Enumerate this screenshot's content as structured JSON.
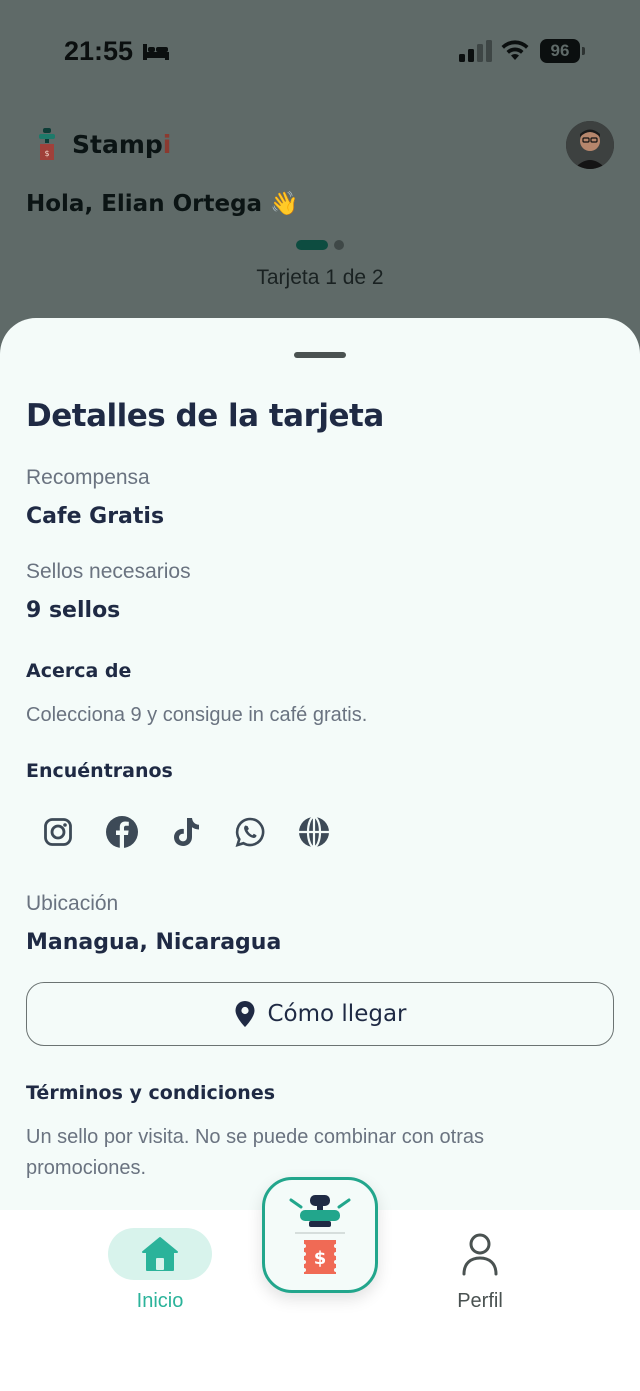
{
  "status_bar": {
    "time": "21:55",
    "battery": "96"
  },
  "header": {
    "brand_main": "Stamp",
    "brand_accent": "i",
    "greeting": "Hola, Elian Ortega 👋",
    "card_counter": "Tarjeta 1 de 2"
  },
  "sheet": {
    "title": "Detalles de la tarjeta",
    "reward_label": "Recompensa",
    "reward_value": "Cafe Gratis",
    "stamps_label": "Sellos necesarios",
    "stamps_value": "9 sellos",
    "about_label": "Acerca de",
    "about_text": "Colecciona 9 y consigue in café gratis.",
    "find_us_label": "Encuéntranos",
    "socials": [
      "instagram-icon",
      "facebook-icon",
      "tiktok-icon",
      "whatsapp-icon",
      "globe-icon"
    ],
    "location_label": "Ubicación",
    "location_value": "Managua, Nicaragua",
    "directions_button": "Cómo llegar",
    "terms_label": "Términos y condiciones",
    "terms_text": "Un sello por visita. No se puede combinar con otras promociones."
  },
  "bottom_nav": {
    "home_label": "Inicio",
    "profile_label": "Perfil"
  },
  "colors": {
    "accent": "#2bb39a",
    "text_dark": "#1f2a44",
    "text_muted": "#6a7380",
    "sheet_bg": "#f4fbf9"
  }
}
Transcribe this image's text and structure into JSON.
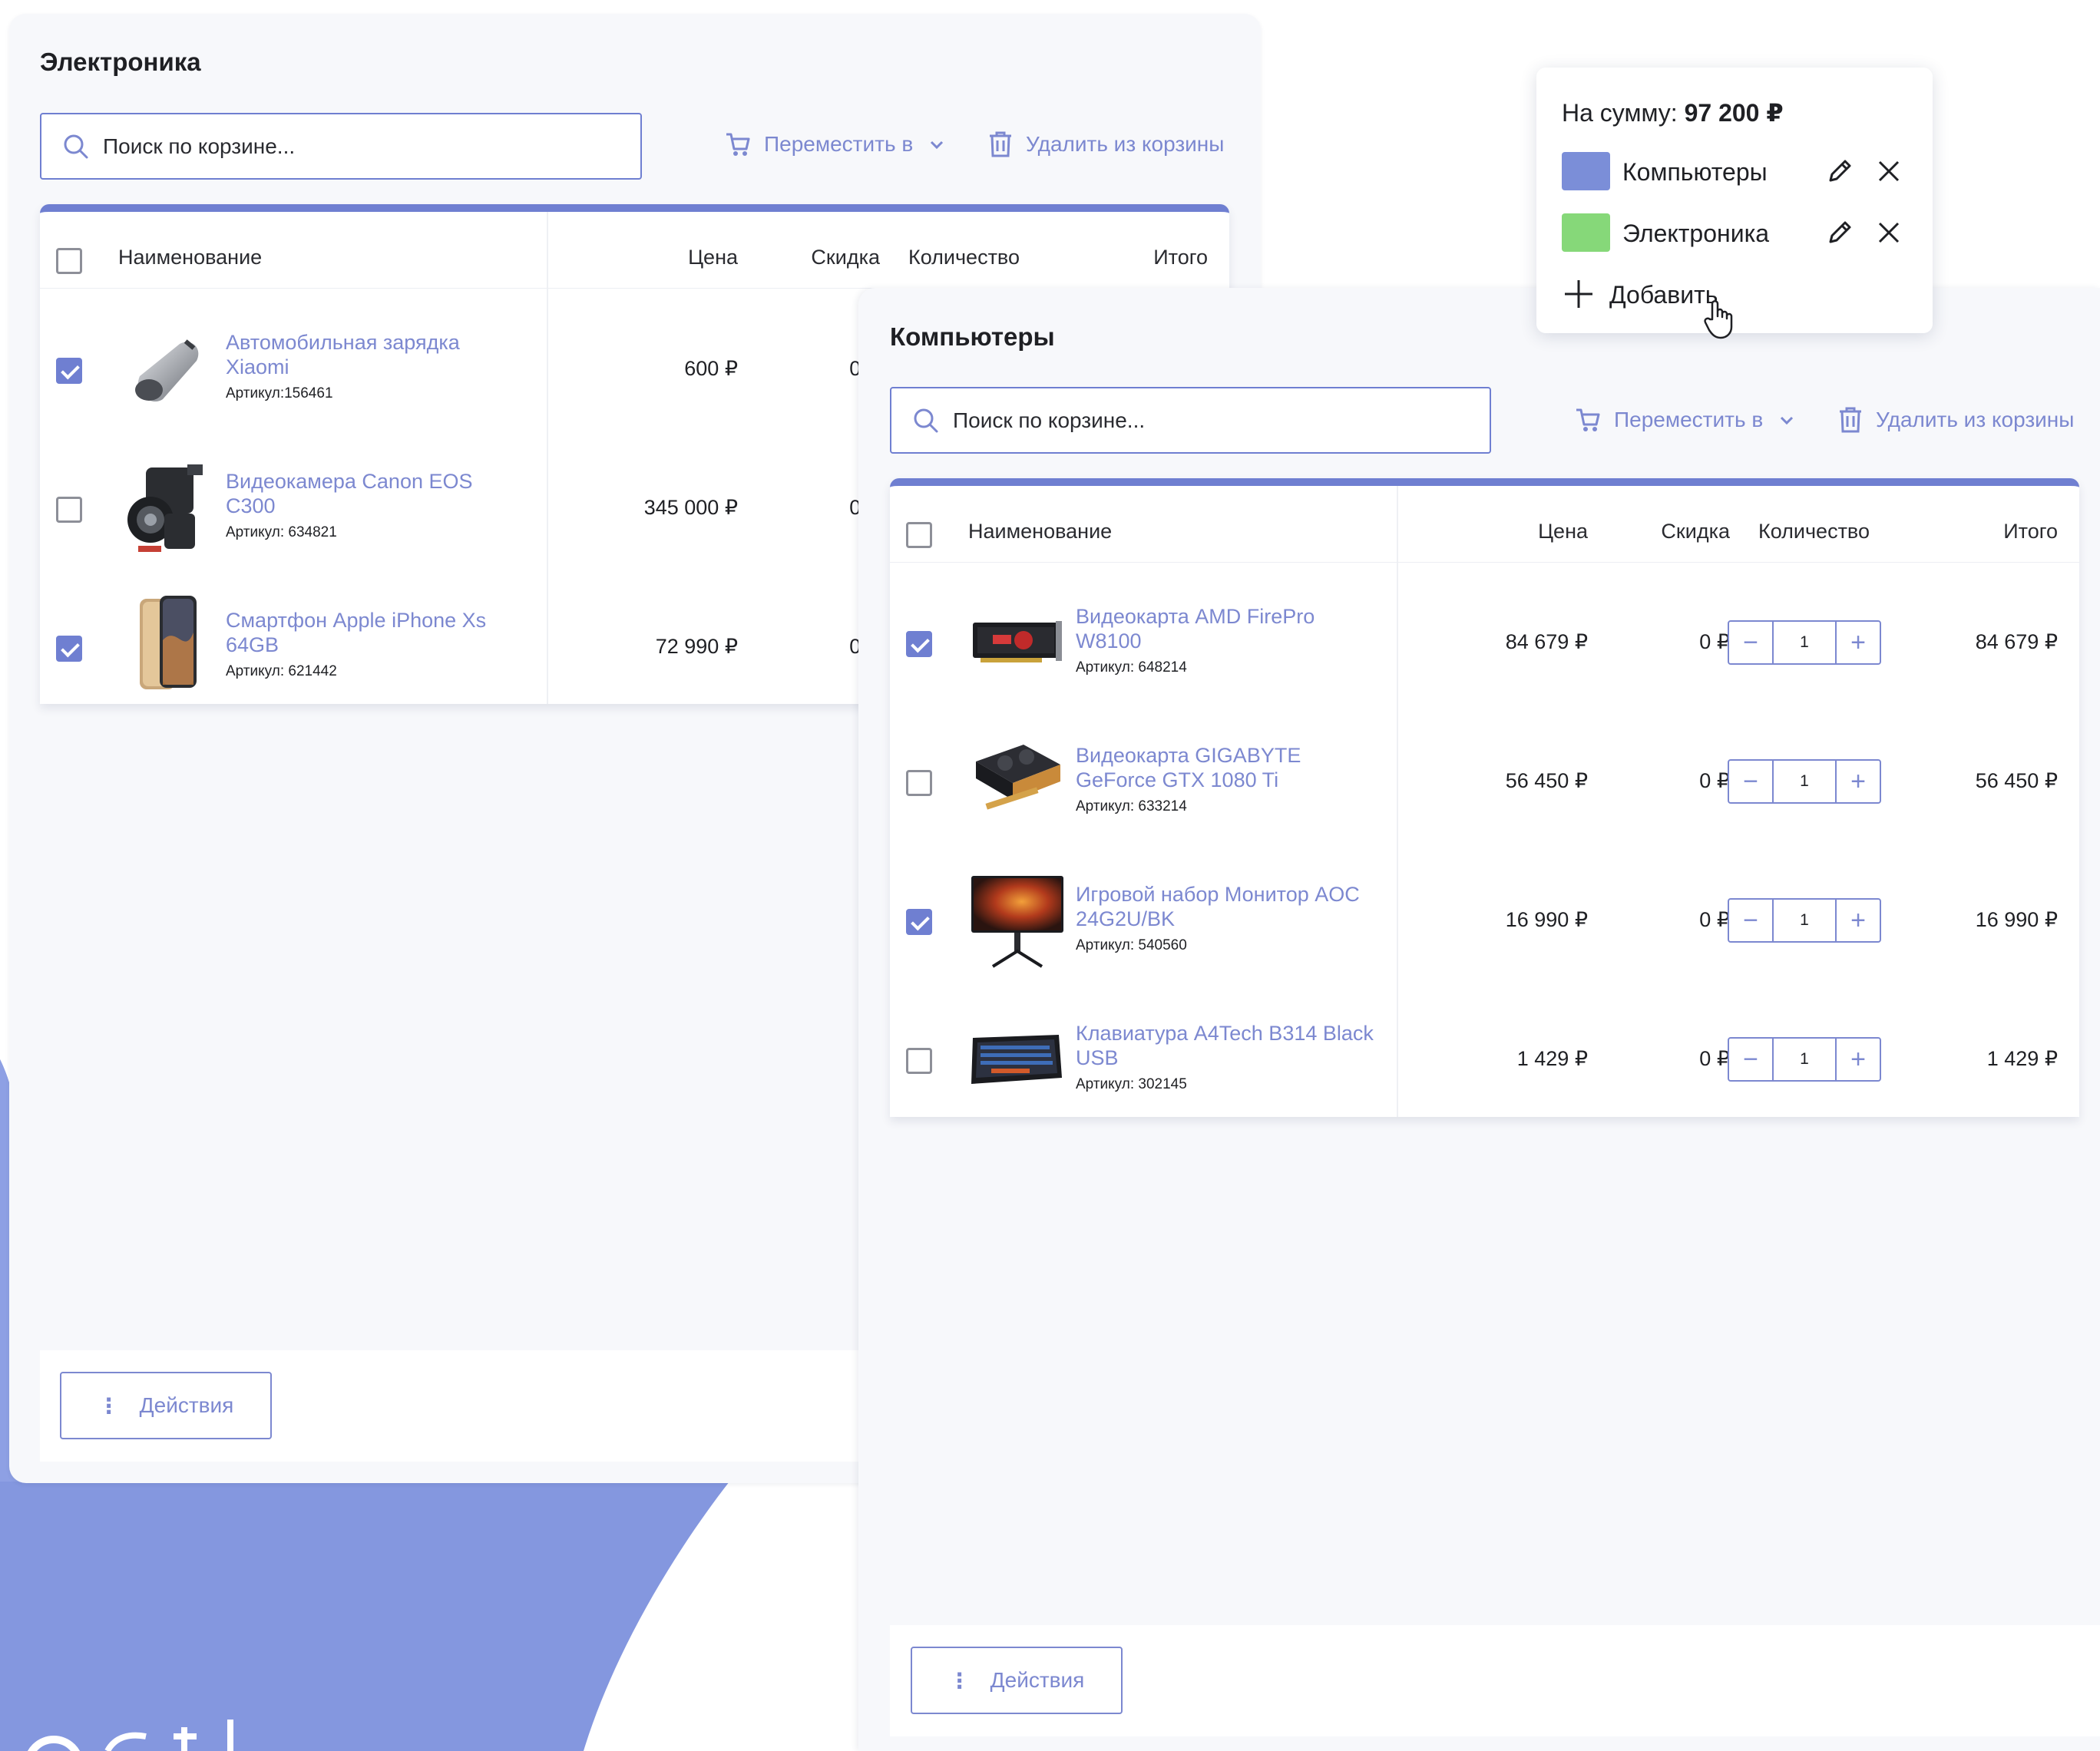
{
  "colors": {
    "accent": "#6f7fd1",
    "link": "#7c88d0",
    "computers_swatch": "#7b8ed8",
    "electronics_swatch": "#86d879",
    "background_blob": "#8497df"
  },
  "electronics": {
    "title": "Электроника",
    "search_placeholder": "Поиск по корзине...",
    "move_label": "Переместить в",
    "delete_label": "Удалить из корзины",
    "columns": {
      "name": "Наименование",
      "price": "Цена",
      "discount": "Скидка",
      "quantity": "Количество",
      "total": "Итого"
    },
    "items": [
      {
        "name": "Автомобильная зарядка Xiaomi",
        "sku": "Артикул:156461",
        "price": "600 ₽",
        "discount": "0 ₽",
        "checked": true,
        "icon": "car-charger-image"
      },
      {
        "name": "Видеокамера Canon EOS C300",
        "sku": "Артикул: 634821",
        "price": "345 000 ₽",
        "discount": "0 ₽",
        "checked": false,
        "icon": "video-camera-image"
      },
      {
        "name": "Смартфон Apple iPhone Xs 64GB",
        "sku": "Артикул: 621442",
        "price": "72 990 ₽",
        "discount": "0 ₽",
        "checked": true,
        "icon": "smartphone-image"
      }
    ],
    "actions_label": "Действия"
  },
  "computers": {
    "title": "Компьютеры",
    "search_placeholder": "Поиск по корзине...",
    "move_label": "Переместить в",
    "delete_label": "Удалить из корзины",
    "columns": {
      "name": "Наименование",
      "price": "Цена",
      "discount": "Скидка",
      "quantity": "Количество",
      "total": "Итого"
    },
    "items": [
      {
        "name": "Видеокарта AMD FirePro W8100",
        "sku": "Артикул: 648214",
        "price": "84 679 ₽",
        "discount": "0 ₽",
        "qty": "1",
        "total": "84 679 ₽",
        "checked": true,
        "icon": "graphics-card-image"
      },
      {
        "name": "Видеокарта GIGABYTE GeForce GTX 1080 Ti",
        "sku": "Артикул: 633214",
        "price": "56 450 ₽",
        "discount": "0 ₽",
        "qty": "1",
        "total": "56 450 ₽",
        "checked": false,
        "icon": "graphics-card-image"
      },
      {
        "name": "Игровой набор Монитор AOC 24G2U/BK",
        "sku": "Артикул: 540560",
        "price": "16 990 ₽",
        "discount": "0 ₽",
        "qty": "1",
        "total": "16 990 ₽",
        "checked": true,
        "icon": "monitor-image"
      },
      {
        "name": "Клавиатура A4Tech B314 Black USB",
        "sku": "Артикул: 302145",
        "price": "1 429 ₽",
        "discount": "0 ₽",
        "qty": "1",
        "total": "1 429 ₽",
        "checked": false,
        "icon": "keyboard-image"
      }
    ],
    "actions_label": "Действия"
  },
  "cart_popup": {
    "sum_label": "На сумму:",
    "sum_value": "97 200 ₽",
    "carts": [
      {
        "label": "Компьютеры",
        "color": "#7b8ed8"
      },
      {
        "label": "Электроника",
        "color": "#86d879"
      }
    ],
    "add_label": "Добавить"
  }
}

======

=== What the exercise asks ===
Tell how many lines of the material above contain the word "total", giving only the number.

=== Task answer ===
6